Set the listing down once more, exactly as given.

_Data supplied_:
%%
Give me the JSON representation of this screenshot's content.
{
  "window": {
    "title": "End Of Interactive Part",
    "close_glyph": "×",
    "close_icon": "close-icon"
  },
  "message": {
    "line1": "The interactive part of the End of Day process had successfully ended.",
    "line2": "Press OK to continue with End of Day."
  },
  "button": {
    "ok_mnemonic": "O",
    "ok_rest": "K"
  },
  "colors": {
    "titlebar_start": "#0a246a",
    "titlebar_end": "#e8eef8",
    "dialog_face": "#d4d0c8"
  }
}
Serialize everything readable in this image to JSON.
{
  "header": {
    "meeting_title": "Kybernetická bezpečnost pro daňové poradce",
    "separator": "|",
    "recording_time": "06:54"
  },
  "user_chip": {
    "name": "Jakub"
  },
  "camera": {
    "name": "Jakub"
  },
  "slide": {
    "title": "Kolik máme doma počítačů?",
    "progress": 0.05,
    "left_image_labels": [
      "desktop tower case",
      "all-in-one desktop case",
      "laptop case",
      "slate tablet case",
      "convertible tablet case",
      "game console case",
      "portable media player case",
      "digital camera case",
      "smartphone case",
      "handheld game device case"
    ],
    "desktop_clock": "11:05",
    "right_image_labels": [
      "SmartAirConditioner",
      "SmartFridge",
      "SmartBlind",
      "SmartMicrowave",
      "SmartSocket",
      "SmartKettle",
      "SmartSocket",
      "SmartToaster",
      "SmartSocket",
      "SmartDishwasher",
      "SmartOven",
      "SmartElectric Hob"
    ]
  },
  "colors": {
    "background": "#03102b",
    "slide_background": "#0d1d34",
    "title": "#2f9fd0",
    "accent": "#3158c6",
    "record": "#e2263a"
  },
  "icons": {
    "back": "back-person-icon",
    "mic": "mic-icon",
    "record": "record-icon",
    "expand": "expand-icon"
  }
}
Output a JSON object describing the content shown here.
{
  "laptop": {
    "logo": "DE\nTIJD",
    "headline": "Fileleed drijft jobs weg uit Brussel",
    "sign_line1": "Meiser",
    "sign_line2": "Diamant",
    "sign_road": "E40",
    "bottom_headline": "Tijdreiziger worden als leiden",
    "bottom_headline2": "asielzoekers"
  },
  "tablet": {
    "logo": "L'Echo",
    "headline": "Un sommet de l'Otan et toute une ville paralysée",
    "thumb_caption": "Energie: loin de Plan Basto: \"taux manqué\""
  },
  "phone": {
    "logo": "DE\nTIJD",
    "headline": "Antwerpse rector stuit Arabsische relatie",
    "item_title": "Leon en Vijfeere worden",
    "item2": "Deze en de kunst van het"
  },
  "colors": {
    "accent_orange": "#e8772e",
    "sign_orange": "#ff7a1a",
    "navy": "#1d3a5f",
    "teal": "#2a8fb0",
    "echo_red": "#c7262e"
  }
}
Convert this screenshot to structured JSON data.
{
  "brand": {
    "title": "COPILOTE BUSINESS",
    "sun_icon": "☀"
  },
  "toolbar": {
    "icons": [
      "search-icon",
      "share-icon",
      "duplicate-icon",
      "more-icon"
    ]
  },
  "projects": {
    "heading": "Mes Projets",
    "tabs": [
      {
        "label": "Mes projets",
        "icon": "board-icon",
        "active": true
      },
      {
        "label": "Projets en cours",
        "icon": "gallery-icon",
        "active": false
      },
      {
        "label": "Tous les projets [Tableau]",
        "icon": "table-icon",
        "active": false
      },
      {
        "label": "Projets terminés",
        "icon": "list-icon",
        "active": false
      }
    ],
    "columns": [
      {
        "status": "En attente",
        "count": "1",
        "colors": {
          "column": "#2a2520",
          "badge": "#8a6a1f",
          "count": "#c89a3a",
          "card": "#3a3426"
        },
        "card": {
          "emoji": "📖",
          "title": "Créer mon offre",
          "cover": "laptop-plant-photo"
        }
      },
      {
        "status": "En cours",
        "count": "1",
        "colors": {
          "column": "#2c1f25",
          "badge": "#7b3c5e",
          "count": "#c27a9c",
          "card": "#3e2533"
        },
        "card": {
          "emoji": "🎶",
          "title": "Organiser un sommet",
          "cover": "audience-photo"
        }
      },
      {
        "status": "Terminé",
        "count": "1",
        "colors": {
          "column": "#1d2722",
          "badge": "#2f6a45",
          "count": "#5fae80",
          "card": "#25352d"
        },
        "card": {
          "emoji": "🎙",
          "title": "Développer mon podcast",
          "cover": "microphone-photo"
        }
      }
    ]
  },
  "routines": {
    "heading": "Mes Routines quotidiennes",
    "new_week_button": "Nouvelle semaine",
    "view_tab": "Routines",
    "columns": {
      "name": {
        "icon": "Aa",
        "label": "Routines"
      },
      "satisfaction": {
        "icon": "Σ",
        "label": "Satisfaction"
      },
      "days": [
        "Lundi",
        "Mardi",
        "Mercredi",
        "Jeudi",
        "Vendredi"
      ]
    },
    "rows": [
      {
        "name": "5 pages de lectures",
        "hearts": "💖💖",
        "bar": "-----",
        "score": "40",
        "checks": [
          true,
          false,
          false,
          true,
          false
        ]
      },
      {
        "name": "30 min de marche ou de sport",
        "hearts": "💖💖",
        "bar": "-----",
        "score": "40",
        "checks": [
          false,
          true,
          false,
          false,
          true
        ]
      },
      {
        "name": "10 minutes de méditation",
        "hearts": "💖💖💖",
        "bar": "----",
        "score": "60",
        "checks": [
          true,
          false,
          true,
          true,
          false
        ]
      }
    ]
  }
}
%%
_Exercise output_:
Give me the JSON representation of this screenshot's content.
{
  "window": {
    "title": "End Of Interactive Part",
    "close_glyph": "×",
    "close_icon": "close-icon"
  },
  "message": {
    "line1": "The interactive part of the End of Day process had successfully ended.",
    "line2": "Press OK to continue with End of Day."
  },
  "button": {
    "ok_mnemonic": "O",
    "ok_rest": "K"
  },
  "colors": {
    "titlebar_start": "#0a246a",
    "titlebar_end": "#e8eef8",
    "dialog_face": "#d4d0c8"
  }
}
Serialize everything readable in this image to JSON.
{
  "header": {
    "meeting_title": "Kybernetická bezpečnost pro daňové poradce",
    "separator": "|",
    "recording_time": "06:54"
  },
  "user_chip": {
    "name": "Jakub"
  },
  "camera": {
    "name": "Jakub"
  },
  "slide": {
    "title": "Kolik máme doma počítačů?",
    "progress": 0.05,
    "left_image_labels": [
      "desktop tower case",
      "all-in-one desktop case",
      "laptop case",
      "slate tablet case",
      "convertible tablet case",
      "game console case",
      "portable media player case",
      "digital camera case",
      "smartphone case",
      "handheld game device case"
    ],
    "desktop_clock": "11:05",
    "right_image_labels": [
      "SmartAirConditioner",
      "SmartFridge",
      "SmartBlind",
      "SmartMicrowave",
      "SmartSocket",
      "SmartKettle",
      "SmartSocket",
      "SmartToaster",
      "SmartSocket",
      "SmartDishwasher",
      "SmartOven",
      "SmartElectric Hob"
    ]
  },
  "colors": {
    "background": "#03102b",
    "slide_background": "#0d1d34",
    "title": "#2f9fd0",
    "accent": "#3158c6",
    "record": "#e2263a"
  },
  "icons": {
    "back": "back-person-icon",
    "mic": "mic-icon",
    "record": "record-icon",
    "expand": "expand-icon"
  }
}
Output a JSON object describing the content shown here.
{
  "laptop": {
    "logo": "DE\nTIJD",
    "headline": "Fileleed drijft jobs weg uit Brussel",
    "sign_line1": "Meiser",
    "sign_line2": "Diamant",
    "sign_road": "E40",
    "bottom_headline": "Tijdreiziger worden als leiden",
    "bottom_headline2": "asielzoekers"
  },
  "tablet": {
    "logo": "L'Echo",
    "headline": "Un sommet de l'Otan et toute une ville paralysée",
    "thumb_caption": "Energie: loin de Plan Basto: \"taux manqué\""
  },
  "phone": {
    "logo": "DE\nTIJD",
    "headline": "Antwerpse rector stuit Arabsische relatie",
    "item_title": "Leon en Vijfeere worden",
    "item2": "Deze en de kunst van het"
  },
  "colors": {
    "accent_orange": "#e8772e",
    "sign_orange": "#ff7a1a",
    "navy": "#1d3a5f",
    "teal": "#2a8fb0",
    "echo_red": "#c7262e"
  }
}
Convert this screenshot to structured JSON data.
{
  "brand": {
    "title": "COPILOTE BUSINESS",
    "sun_icon": "☀"
  },
  "toolbar": {
    "icons": [
      "search-icon",
      "share-icon",
      "duplicate-icon",
      "more-icon"
    ]
  },
  "projects": {
    "heading": "Mes Projets",
    "tabs": [
      {
        "label": "Mes projets",
        "icon": "board-icon",
        "active": true
      },
      {
        "label": "Projets en cours",
        "icon": "gallery-icon",
        "active": false
      },
      {
        "label": "Tous les projets [Tableau]",
        "icon": "table-icon",
        "active": false
      },
      {
        "label": "Projets terminés",
        "icon": "list-icon",
        "active": false
      }
    ],
    "columns": [
      {
        "status": "En attente",
        "count": "1",
        "colors": {
          "column": "#2a2520",
          "badge": "#8a6a1f",
          "count": "#c89a3a",
          "card": "#3a3426"
        },
        "card": {
          "emoji": "📖",
          "title": "Créer mon offre",
          "cover": "laptop-plant-photo"
        }
      },
      {
        "status": "En cours",
        "count": "1",
        "colors": {
          "column": "#2c1f25",
          "badge": "#7b3c5e",
          "count": "#c27a9c",
          "card": "#3e2533"
        },
        "card": {
          "emoji": "🎶",
          "title": "Organiser un sommet",
          "cover": "audience-photo"
        }
      },
      {
        "status": "Terminé",
        "count": "1",
        "colors": {
          "column": "#1d2722",
          "badge": "#2f6a45",
          "count": "#5fae80",
          "card": "#25352d"
        },
        "card": {
          "emoji": "🎙",
          "title": "Développer mon podcast",
          "cover": "microphone-photo"
        }
      }
    ]
  },
  "routines": {
    "heading": "Mes Routines quotidiennes",
    "new_week_button": "Nouvelle semaine",
    "view_tab": "Routines",
    "columns": {
      "name": {
        "icon": "Aa",
        "label": "Routines"
      },
      "satisfaction": {
        "icon": "Σ",
        "label": "Satisfaction"
      },
      "days": [
        "Lundi",
        "Mardi",
        "Mercredi",
        "Jeudi",
        "Vendredi"
      ]
    },
    "rows": [
      {
        "name": "5 pages de lectures",
        "hearts": "💖💖",
        "bar": "-----",
        "score": "40",
        "checks": [
          true,
          false,
          false,
          true,
          false
        ]
      },
      {
        "name": "30 min de marche ou de sport",
        "hearts": "💖💖",
        "bar": "-----",
        "score": "40",
        "checks": [
          false,
          true,
          false,
          false,
          true
        ]
      },
      {
        "name": "10 minutes de méditation",
        "hearts": "💖💖💖",
        "bar": "----",
        "score": "60",
        "checks": [
          true,
          false,
          true,
          true,
          false
        ]
      }
    ]
  }
}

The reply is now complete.